Does leasing a car make sense for you?
It will benefit you more to lease than buying if you:
• Don’t have enough money to buy the car
• Want to drive a car that you cannot afford
• Won’t likely go beyond the mileage cap in a contract—typically between 10,000 and 15,000 miles yearly
• Can take excellent care of the car’s exterior and interior, making sure you avoid nicks, spills and other cosmetic damage
• Want to lease another vehicle when your car’s present contract expires
Do you want to lease a car? See three Tips on how you can do it cheap:
1. Opt for cars that hold their value
Remember that when you lease a vehicle, you are not just paying for its lease. You are also paying for its depreciation, interest, tax and a few fees. Therefore, if you go for a car that holds its value, or does not depreciate like some orders, your lease payment will be lower.
When it comes to a car lease, a car that has good resale value has a definite “residual value.” What this means is the residual the amount remaining is still high when your lease term has ended. A lot of car websites and magazines publish a list of good lease cars every year. Search for “best residual values” on the internet. Many cars come with a three-year residual value of just 45%, while the 2016 Toyota Tacoma that has a residual value of 72.9% received the Kelley Blue Book’s Best Resale Value award.
2. Go for your best deal
Although you might have asked for quotes for the same car from some dealers, it might be very confusing to try to compare them. The reason might be that the vehicle a dealer has in stock comes with different options. For instance, a car may cost $22,000, while another is selling for $25,000 but is a much better deal because it has improved features, such as leather seats.
3. Request for lease payments and close the deal

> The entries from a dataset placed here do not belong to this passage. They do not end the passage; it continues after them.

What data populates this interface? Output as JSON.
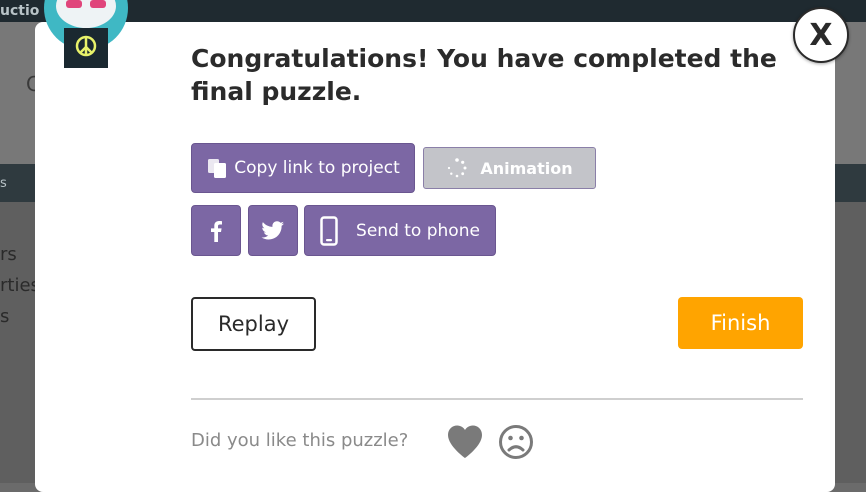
{
  "background": {
    "topbar_text": "uctio",
    "header_letter": "C",
    "nav_text": "s",
    "list_items": [
      "rs",
      "rties",
      "s"
    ]
  },
  "dialog": {
    "title": "Congratulations! You have completed the final puzzle.",
    "close_label": "X",
    "share": {
      "copy_link_label": "Copy link to project",
      "animation_label": "Animation",
      "send_to_phone_label": "Send to phone"
    },
    "replay_label": "Replay",
    "finish_label": "Finish",
    "feedback_prompt": "Did you like this puzzle?"
  },
  "icons": {
    "copy": "copy-icon",
    "spinner": "spinner-icon",
    "facebook": "facebook-icon",
    "twitter": "twitter-icon",
    "phone": "phone-icon",
    "heart": "heart-icon",
    "sad_face": "sad-face-icon"
  },
  "colors": {
    "share_purple": "#7c67a4",
    "finish_orange": "#ffa400",
    "disabled_gray": "#c3c4c9"
  }
}
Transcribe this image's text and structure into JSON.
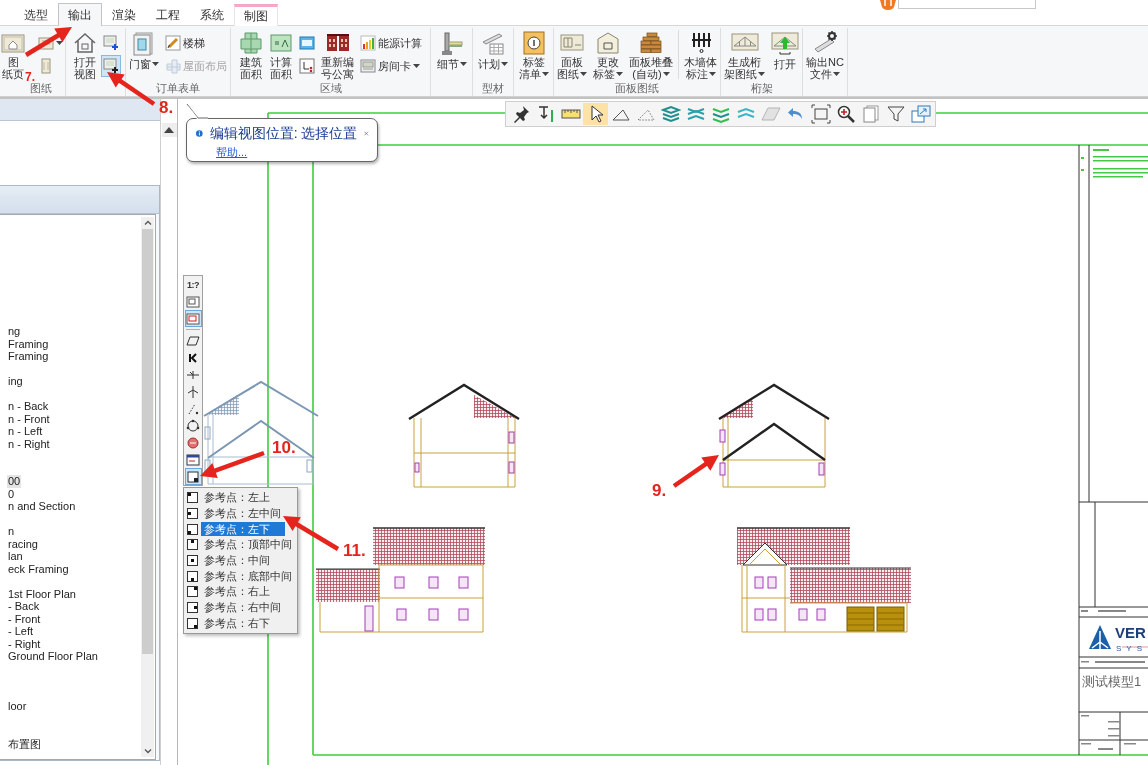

Go for the car that has the best sales price, and has the color and options you prefer, and then talk with the salesperson that gave you the quote. Tell the person you have decided to lease the car. Request for lease payments at the sales price he quoted.
Take note: Make sure you set the terms. Inform the salesperson that you want a 36-month lease, with 12,000 miles and $1,000 in drive-off fees. Also, tell the salesperson to tell you the interest rate, which the lease is based on. In lease-speak, the interest rate is referred to as the lease factor or money factor. (Clue: With the aid of a lease calculator, check how your monthly payment changes based on the sale price, lease factor and others.)
If the monthly payments agree with your budget, then you are just about ready to strike the deal. However, before you do, tell the salesperson to deliver the car to you instead of picking it up at the dealership. In this way, you will avoid waiting at the dealership and receive upsells in the finance and insurance office.
Dealerships would not want to deliver cars. However, if you make your acceptance of the lease deal conditional on the delivery of the vehicle, they might decide to make an exception.